W&J, O-R launch plans for downtown small-business incubator

Michael Bradwell
Observer Reporter

A small-business incubator could be in operation in the heart of downtown Washington two years from now, according to plans announced Friday by Washington & Jefferson College and the Observer-Reporter.

During a brief presentation before about 20 county and city officials and area state legislators, W&J President Tori Haring-Smith and O-R Publisher Tom Northrop described a mixed-use incubator in which the newspaper will provide its former circulation building on South Main Street as well as its unused pressroom on Strawberry Way to the college rent-free.
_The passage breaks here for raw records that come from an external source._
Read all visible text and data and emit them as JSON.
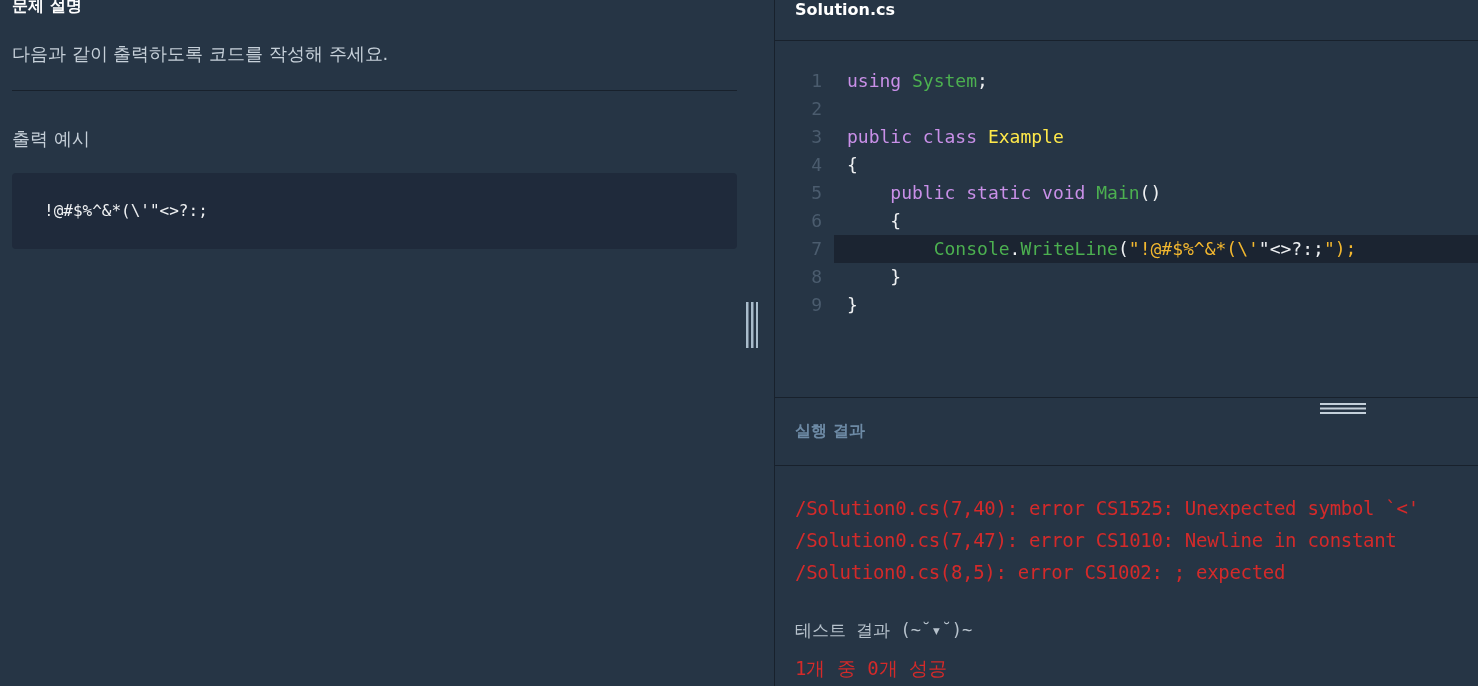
{
  "problem": {
    "title": "문제 설명",
    "description": "다음과 같이 출력하도록 코드를 작성해 주세요.",
    "example_title": "출력 예시",
    "example_output": "!@#$%^&*(\\'\"<>?:;"
  },
  "editor": {
    "filename": "Solution.cs",
    "lines": [
      {
        "number": "1",
        "highlighted": false,
        "tokens": [
          {
            "kind": "keyword",
            "text": "using"
          },
          {
            "kind": "type",
            "text": " System"
          },
          {
            "kind": "punct",
            "text": ";"
          }
        ]
      },
      {
        "number": "2",
        "highlighted": false
      },
      {
        "number": "3",
        "highlighted": false,
        "tokens": [
          {
            "kind": "keyword",
            "text": "public class"
          },
          {
            "kind": "class",
            "text": " Example"
          }
        ]
      },
      {
        "number": "4",
        "highlighted": false,
        "tokens": [
          {
            "kind": "punct",
            "text": "{"
          }
        ]
      },
      {
        "number": "5",
        "highlighted": false,
        "tokens": [
          {
            "kind": "keyword",
            "text": "    public static void"
          },
          {
            "kind": "type",
            "text": " Main"
          },
          {
            "kind": "punct",
            "text": "()"
          }
        ]
      },
      {
        "number": "6",
        "highlighted": false,
        "tokens": [
          {
            "kind": "punct",
            "text": "    {"
          }
        ]
      },
      {
        "number": "7",
        "highlighted": true,
        "tokens": [
          {
            "kind": "type",
            "text": "        Console"
          },
          {
            "kind": "punct",
            "text": "."
          },
          {
            "kind": "type",
            "text": "WriteLine"
          },
          {
            "kind": "punct",
            "text": "("
          },
          {
            "kind": "string",
            "text": "\"!@#$%^&*(\\'"
          },
          {
            "kind": "punct",
            "text": "\"<>?:;"
          },
          {
            "kind": "string",
            "text": "\");"
          }
        ]
      },
      {
        "number": "8",
        "highlighted": false,
        "tokens": [
          {
            "kind": "punct",
            "text": "    }"
          }
        ]
      },
      {
        "number": "9",
        "highlighted": false,
        "tokens": [
          {
            "kind": "punct",
            "text": "}"
          }
        ]
      }
    ]
  },
  "result": {
    "title": "실행 결과",
    "errors": [
      "/Solution0.cs(7,40): error CS1525: Unexpected symbol `<'",
      "/Solution0.cs(7,47): error CS1010: Newline in constant",
      "/Solution0.cs(8,5): error CS1002: ; expected"
    ],
    "test_title": "테스트 결과 (~˘▾˘)~",
    "test_summary": "1개 중 0개 성공"
  }
}
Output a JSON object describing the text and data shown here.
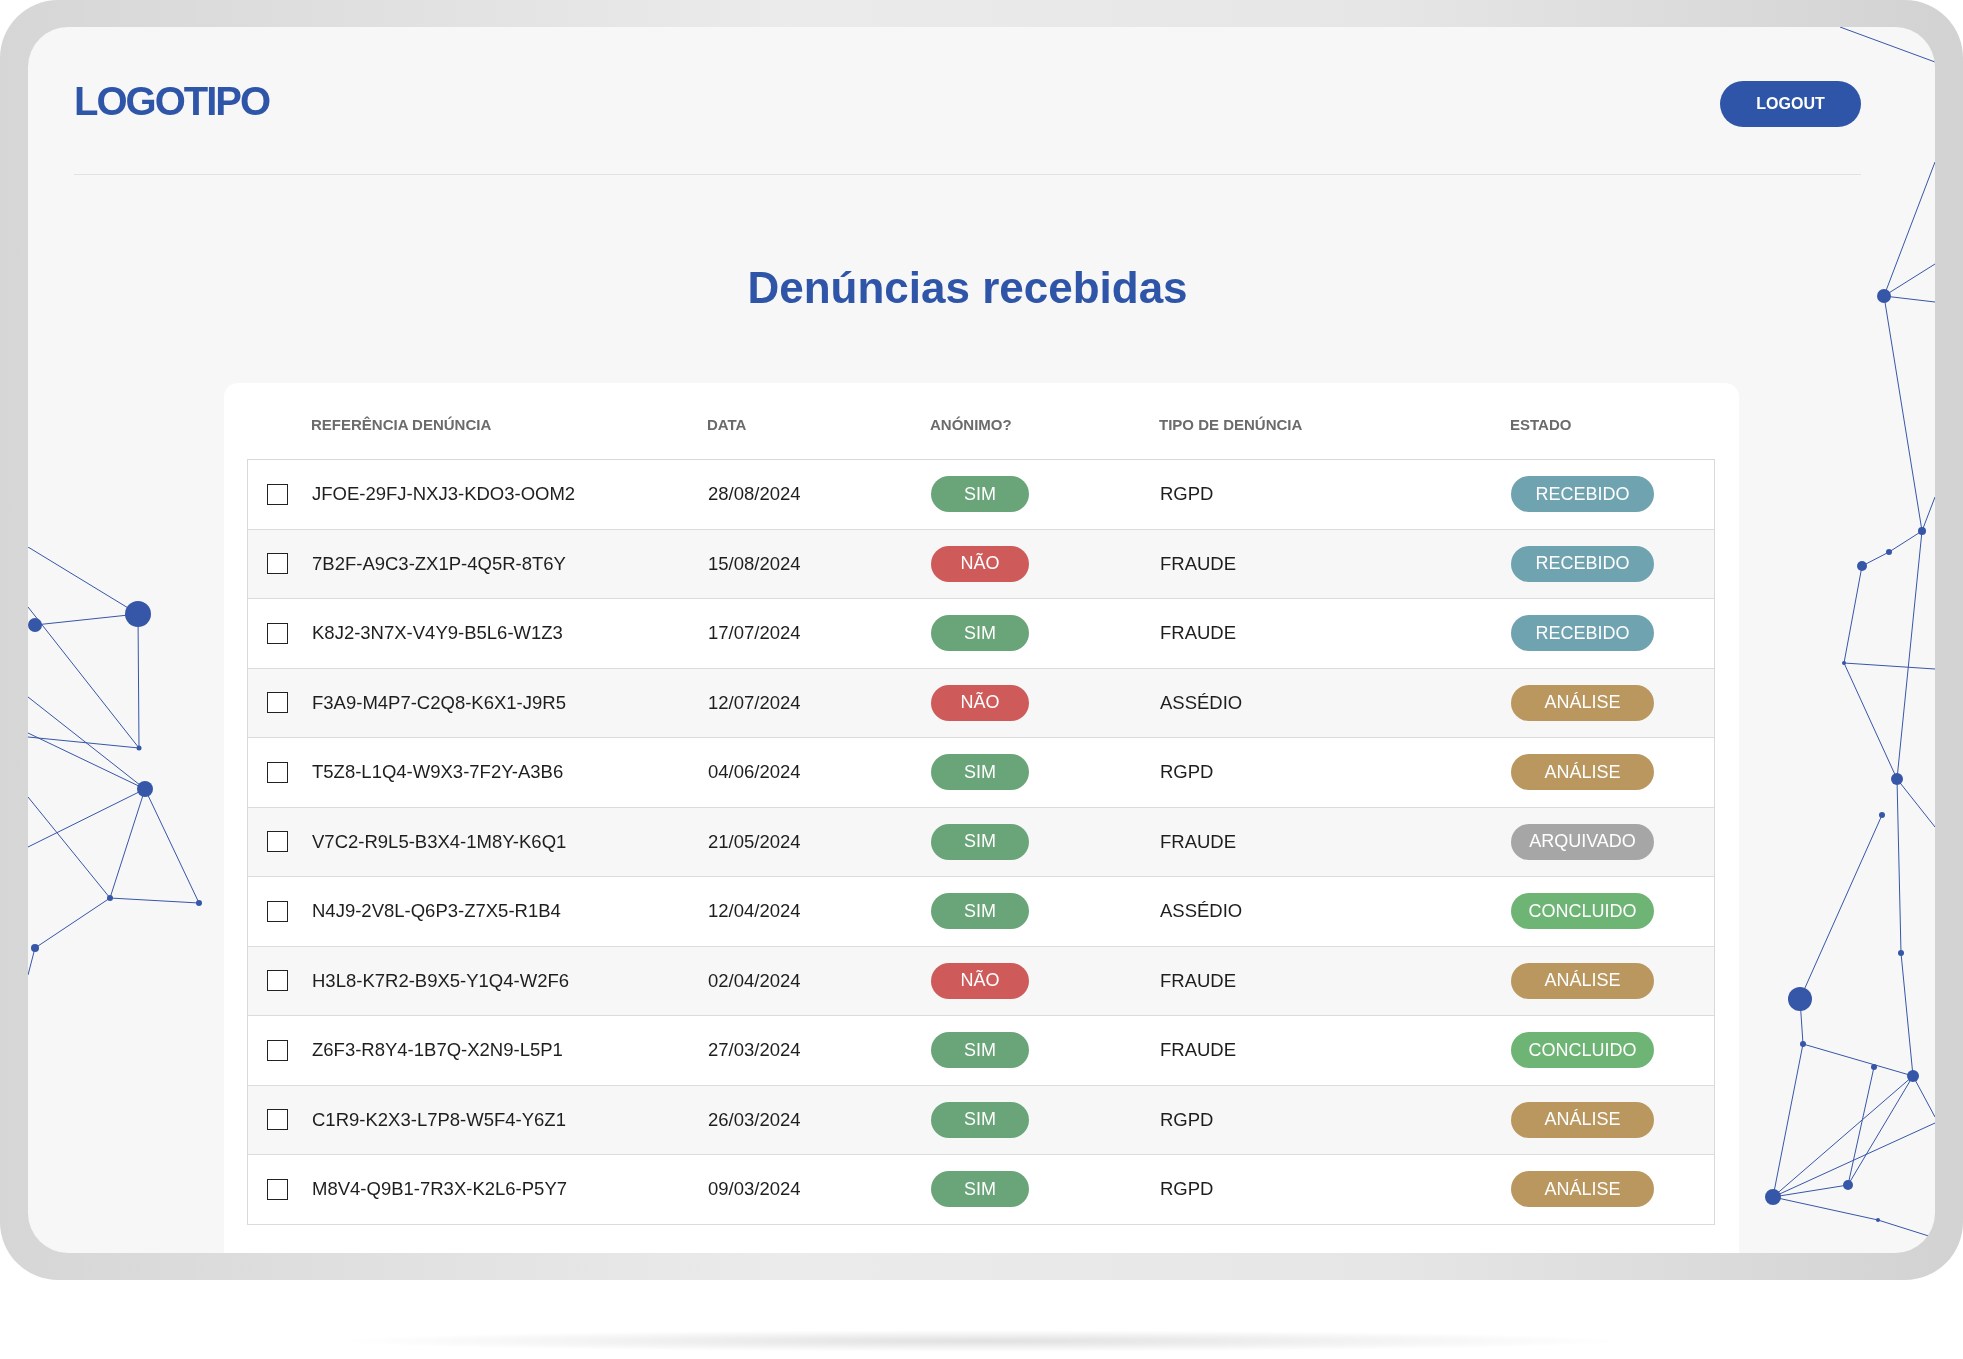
{
  "header": {
    "logo": "LOGOTIPO",
    "logout_button": "LOGOUT"
  },
  "title": "Denúncias recebidas",
  "table": {
    "columns": [
      "REFERÊNCIA DENÚNCIA",
      "DATA",
      "ANÓNIMO?",
      "TIPO DE DENÚNCIA",
      "ESTADO"
    ],
    "rows": [
      {
        "checked": false,
        "reference": "JFOE-29FJ-NXJ3-KDO3-OOM2",
        "date": "28/08/2024",
        "anonymous": {
          "label": "SIM",
          "color": "#6aa57a"
        },
        "type": "RGPD",
        "status": {
          "label": "RECEBIDO",
          "color": "#70a3b0"
        }
      },
      {
        "checked": false,
        "reference": "7B2F-A9C3-ZX1P-4Q5R-8T6Y",
        "date": "15/08/2024",
        "anonymous": {
          "label": "NÃO",
          "color": "#cf5a5a"
        },
        "type": "FRAUDE",
        "status": {
          "label": "RECEBIDO",
          "color": "#70a3b0"
        }
      },
      {
        "checked": false,
        "reference": "K8J2-3N7X-V4Y9-B5L6-W1Z3",
        "date": "17/07/2024",
        "anonymous": {
          "label": "SIM",
          "color": "#6aa57a"
        },
        "type": "FRAUDE",
        "status": {
          "label": "RECEBIDO",
          "color": "#70a3b0"
        }
      },
      {
        "checked": false,
        "reference": "F3A9-M4P7-C2Q8-K6X1-J9R5",
        "date": "12/07/2024",
        "anonymous": {
          "label": "NÃO",
          "color": "#cf5a5a"
        },
        "type": "ASSÉDIO",
        "status": {
          "label": "ANÁLISE",
          "color": "#ba975f"
        }
      },
      {
        "checked": false,
        "reference": "T5Z8-L1Q4-W9X3-7F2Y-A3B6",
        "date": "04/06/2024",
        "anonymous": {
          "label": "SIM",
          "color": "#6aa57a"
        },
        "type": "RGPD",
        "status": {
          "label": "ANÁLISE",
          "color": "#ba975f"
        }
      },
      {
        "checked": false,
        "reference": "V7C2-R9L5-B3X4-1M8Y-K6Q1",
        "date": "21/05/2024",
        "anonymous": {
          "label": "SIM",
          "color": "#6aa57a"
        },
        "type": "FRAUDE",
        "status": {
          "label": "ARQUIVADO",
          "color": "#a6a6a6"
        }
      },
      {
        "checked": false,
        "reference": "N4J9-2V8L-Q6P3-Z7X5-R1B4",
        "date": "12/04/2024",
        "anonymous": {
          "label": "SIM",
          "color": "#6aa57a"
        },
        "type": "ASSÉDIO",
        "status": {
          "label": "CONCLUIDO",
          "color": "#6db475"
        }
      },
      {
        "checked": false,
        "reference": "H3L8-K7R2-B9X5-Y1Q4-W2F6",
        "date": "02/04/2024",
        "anonymous": {
          "label": "NÃO",
          "color": "#cf5a5a"
        },
        "type": "FRAUDE",
        "status": {
          "label": "ANÁLISE",
          "color": "#ba975f"
        }
      },
      {
        "checked": false,
        "reference": "Z6F3-R8Y4-1B7Q-X2N9-L5P1",
        "date": "27/03/2024",
        "anonymous": {
          "label": "SIM",
          "color": "#6aa57a"
        },
        "type": "FRAUDE",
        "status": {
          "label": "CONCLUIDO",
          "color": "#6db475"
        }
      },
      {
        "checked": false,
        "reference": "C1R9-K2X3-L7P8-W5F4-Y6Z1",
        "date": "26/03/2024",
        "anonymous": {
          "label": "SIM",
          "color": "#6aa57a"
        },
        "type": "RGPD",
        "status": {
          "label": "ANÁLISE",
          "color": "#ba975f"
        }
      },
      {
        "checked": false,
        "reference": "M8V4-Q9B1-7R3X-K2L6-P5Y7",
        "date": "09/03/2024",
        "anonymous": {
          "label": "SIM",
          "color": "#6aa57a"
        },
        "type": "RGPD",
        "status": {
          "label": "ANÁLISE",
          "color": "#ba975f"
        }
      }
    ]
  }
}
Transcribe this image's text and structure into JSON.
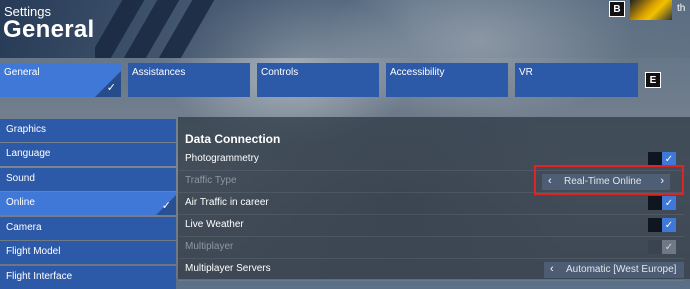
{
  "header": {
    "settings_label": "Settings",
    "title": "General",
    "left_key": "B",
    "tabs_key": "E",
    "profile_text": "th"
  },
  "tabs": [
    {
      "label": "General",
      "active": true
    },
    {
      "label": "Assistances",
      "active": false
    },
    {
      "label": "Controls",
      "active": false
    },
    {
      "label": "Accessibility",
      "active": false
    },
    {
      "label": "VR",
      "active": false
    }
  ],
  "sidebar": {
    "items": [
      {
        "label": "Graphics"
      },
      {
        "label": "Language"
      },
      {
        "label": "Sound"
      },
      {
        "label": "Online",
        "active": true
      },
      {
        "label": "Camera"
      },
      {
        "label": "Flight Model"
      },
      {
        "label": "Flight Interface"
      }
    ]
  },
  "panel": {
    "section_title": "Data Connection",
    "rows": [
      {
        "label": "Photogrammetry",
        "type": "toggle",
        "value": true,
        "enabled": true
      },
      {
        "label": "Traffic Type",
        "type": "selector",
        "value": "Real-Time Online",
        "enabled": false
      },
      {
        "label": "Air Traffic in career",
        "type": "toggle",
        "value": true,
        "enabled": true
      },
      {
        "label": "Live Weather",
        "type": "toggle",
        "value": true,
        "enabled": true
      },
      {
        "label": "Multiplayer",
        "type": "toggle",
        "value": true,
        "enabled": false
      },
      {
        "label": "Multiplayer Servers",
        "type": "selector",
        "value": "Automatic [West Europe]",
        "enabled": true
      }
    ]
  },
  "icons": {
    "check": "✓",
    "left_arrow": "‹",
    "right_arrow": "›"
  },
  "colors": {
    "accent": "#3f78d6",
    "tab": "#2d5aa8",
    "highlight": "#e02424"
  }
}
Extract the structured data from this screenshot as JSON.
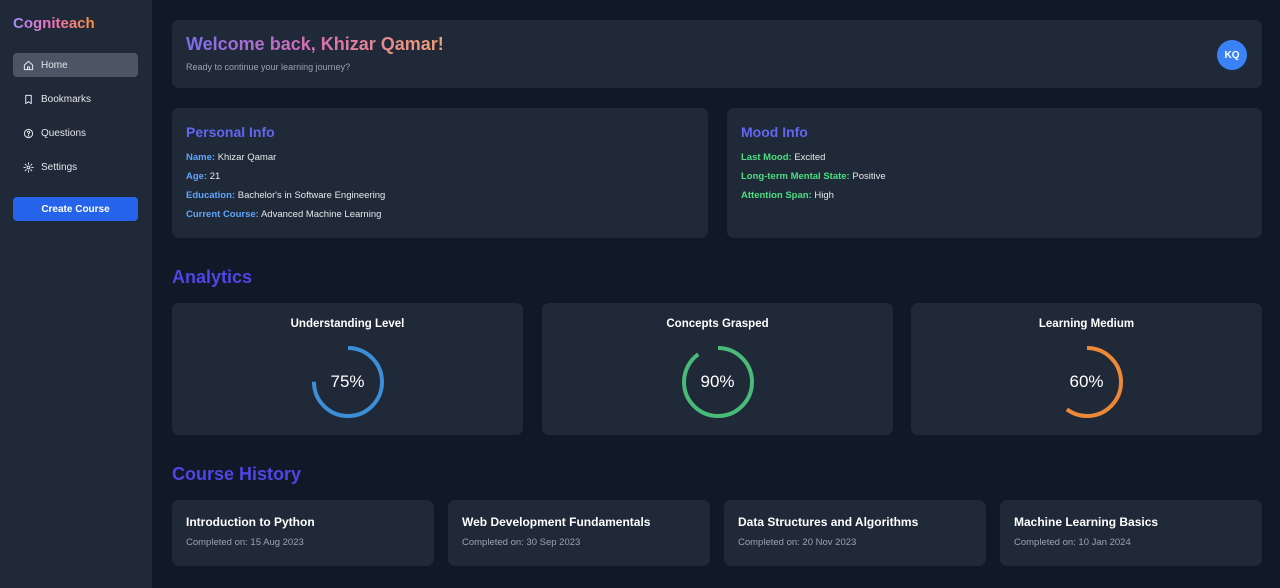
{
  "app": {
    "logo": "Cogniteach"
  },
  "sidebar": {
    "items": [
      {
        "label": "Home",
        "icon": "home-icon",
        "active": true
      },
      {
        "label": "Bookmarks",
        "icon": "bookmark-icon",
        "active": false
      },
      {
        "label": "Questions",
        "icon": "question-icon",
        "active": false
      },
      {
        "label": "Settings",
        "icon": "gear-icon",
        "active": false
      }
    ],
    "create_button": "Create Course"
  },
  "header": {
    "welcome": "Welcome back, Khizar Qamar!",
    "subtitle": "Ready to continue your learning journey?",
    "avatar_initials": "KQ"
  },
  "personal_info": {
    "title": "Personal Info",
    "rows": [
      {
        "label": "Name:",
        "value": "Khizar Qamar"
      },
      {
        "label": "Age:",
        "value": "21"
      },
      {
        "label": "Education:",
        "value": "Bachelor's in Software Engineering"
      },
      {
        "label": "Current Course:",
        "value": "Advanced Machine Learning"
      }
    ]
  },
  "mood_info": {
    "title": "Mood Info",
    "rows": [
      {
        "label": "Last Mood:",
        "value": "Excited"
      },
      {
        "label": "Long-term Mental State:",
        "value": "Positive"
      },
      {
        "label": "Attention Span:",
        "value": "High"
      }
    ]
  },
  "analytics": {
    "title": "Analytics",
    "cards": [
      {
        "title": "Understanding Level",
        "value": "75%",
        "percent": 75,
        "color": "#3b8fd9"
      },
      {
        "title": "Concepts Grasped",
        "value": "90%",
        "percent": 90,
        "color": "#48bb78"
      },
      {
        "title": "Learning Medium",
        "value": "60%",
        "percent": 60,
        "color": "#ed8936"
      }
    ]
  },
  "course_history": {
    "title": "Course History",
    "courses": [
      {
        "name": "Introduction to Python",
        "completed": "Completed on: 15 Aug 2023"
      },
      {
        "name": "Web Development Fundamentals",
        "completed": "Completed on: 30 Sep 2023"
      },
      {
        "name": "Data Structures and Algorithms",
        "completed": "Completed on: 20 Nov 2023"
      },
      {
        "name": "Machine Learning Basics",
        "completed": "Completed on: 10 Jan 2024"
      }
    ]
  },
  "colors": {
    "accent": "#2563eb",
    "heading": "#4f46e5",
    "card_bg": "#1f2937",
    "page_bg": "#111827"
  }
}
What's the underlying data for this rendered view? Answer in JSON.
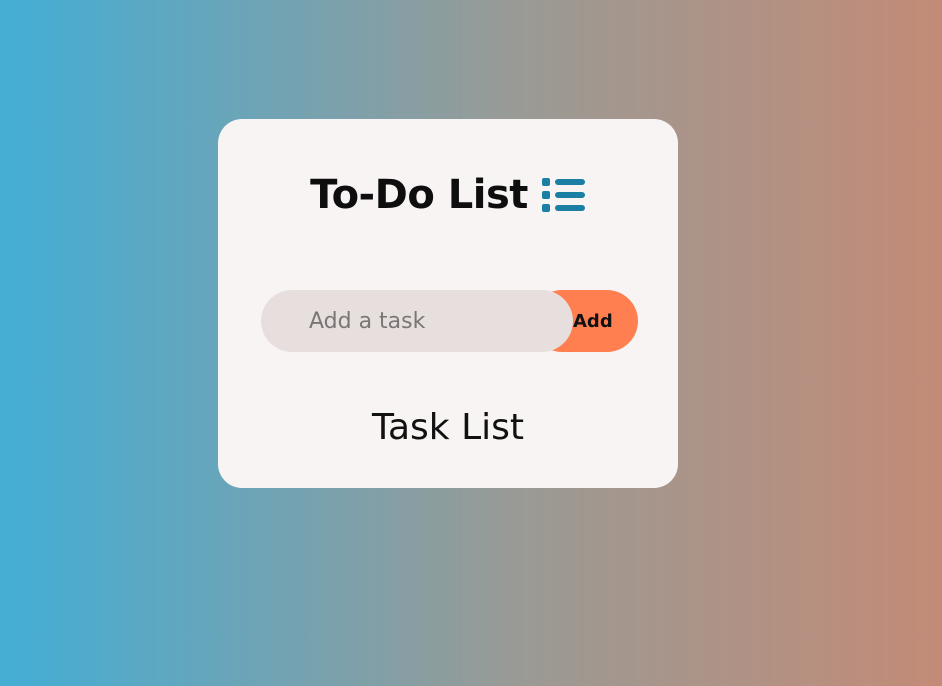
{
  "app": {
    "title": "To-Do List",
    "title_icon": "list-icon"
  },
  "input": {
    "value": "",
    "placeholder": "Add a task"
  },
  "add_button": {
    "label": "Add"
  },
  "task_list": {
    "heading": "Task List",
    "items": []
  },
  "colors": {
    "accent": "#ff7f50",
    "icon": "#1a7fa3",
    "card": "#f8f4f3",
    "input_bg": "#e7dfdd",
    "gradient_left": "#45aed3",
    "gradient_right": "#c38b77"
  }
}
Haring-Smith, who said the cost of converting the buildings is estimated at $2.5 million, said the college already is talking with foundations as it prepares to raise funds for the project, which could be open by fall of 2018.

She stressed the incubator would be available for anyone who needs space for a start-up business.

“We’re looking to open this up to the entire county,” she said. “We want to plant the seeds here for revitalizing downtown Washington.”

According to Haring-Smith, the college used a Benedum Foundation grant in 2013 to hire Greenwood Consulting Group, whose founder Jim Greenwood conducted more than 80 incubator studies around the country.

A local survey conducted by Greenwood estimated there were 55 potential tenants and clients who could use the incubator – 18 small and start-up businesses interested in becoming tenants and another 37 respondents interested in receiving services at an incubator, such as use of a conference room or copying services.

Haring-Smith explained the college spent the interim years trying to find a location in town that could best serve tenants.

“We’ve been all through downtown looking for the right fit,” she said, something that was elusive until the newspaper’s vacant space was considered.

That suggestion came from Tripp Kline, chairman of the Whiskey Rebellion Festival and an entrepreneur in his own right, who was enlisted by the college to help it in its search.

The newspaper consolidated its circulation department in its main building at 122 South Main St. a few years ago and, about the same time, outsourced its printing operations to Wheeling, W.Va., leaving it with excess space on South Main Street.

Northrop said the newspaper began talking with W&J in January about the possibility of a cooperative agreement.

“Offering that space for free didn’t even take a couple of seconds” to decide, he said. “It’s the most exciting thing to come across my desk in a long time.”

He said the newspaper would remove the unused printing press before construction begins.

In addition to the newspaper’s provision of free rent for its unused space, Haring-Smith said the location on Main Street is in a high-traffic area across from the Main Street Farmers Market community pavilion; provides a storefront on Main Street that includes an existing courtyard for tenant interaction and events; and metered parking on the street and under the covered pavilion across the street.

Julie Throckmorton, foundations and corporate relations officer at W&J, said the college needs to raise 80 percent of the funding before it begins construction. She noted tenants will pay “near-market” rents so the incubator won’t unfairly compete with other commercial space downtown.

While showing architect’s renderings of the converted space, Kline noted the incubator will include start-up retail space, as well as offices for new or existing small business, but stressed tenants won’t be able to stay there permanently. As owners grow their businesses, they’ll be expected to move out and find conventional office space either downtown or elsewhere.

“We’re looking at this as a feeder to get these businesses up and running and then expand within the county,” Kline said.